The art of the human tower is unlikely to be considered among the Fine Arts any time soon, but it nonetheless will attract tens of thousands of people to this city on 6 and 7 October for an annual contest.
In it, 32 tower teams are pitted against one another to see who can create the tallest and most difficult-to-build human constructions.
This practice dates back to the 18th century, when a traditional dance of the region began taking on a new dimension. Today, climbers, barefoot and wearing sashes around their torsos for support, create towers which are, in some cases, nine storeys high, each crowned by a small child.
The tower competition is the main event, but parallel parades, music, street performances and concerts will also take place, showcasing the culture and history of the city.
A journey back further into the history of the city, as far back as the early Christians, can be made at the exhibition housed in impressively-remodelled Seminary building pictured. If you know where this is, you could win a prize.
Please send the name of the city and the name of the human tower competition (in the original language) to firstname.lastname@example.org. Only entries with your full name, delivery address and telephone number will be considered.
Last month's photo showed Bohinj valley (Slovenia) where Kravji Bal, a festival to celebrate the return of the cattle took place.

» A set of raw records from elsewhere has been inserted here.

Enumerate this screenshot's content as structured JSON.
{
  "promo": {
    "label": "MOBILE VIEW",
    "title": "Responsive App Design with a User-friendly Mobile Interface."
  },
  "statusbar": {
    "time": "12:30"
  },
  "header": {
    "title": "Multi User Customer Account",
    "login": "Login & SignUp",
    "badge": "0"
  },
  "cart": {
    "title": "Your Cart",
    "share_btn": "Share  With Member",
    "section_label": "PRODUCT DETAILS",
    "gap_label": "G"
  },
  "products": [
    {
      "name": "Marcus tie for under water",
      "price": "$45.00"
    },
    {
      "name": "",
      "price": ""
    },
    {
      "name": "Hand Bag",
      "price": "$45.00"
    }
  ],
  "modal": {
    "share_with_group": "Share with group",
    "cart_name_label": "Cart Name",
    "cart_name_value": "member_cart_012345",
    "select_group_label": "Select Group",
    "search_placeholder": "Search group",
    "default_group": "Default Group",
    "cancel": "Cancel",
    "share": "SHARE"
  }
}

Congratulations to Håkan Assarsson in Estepona who answered correctly. Your prize will be on its way to you soon.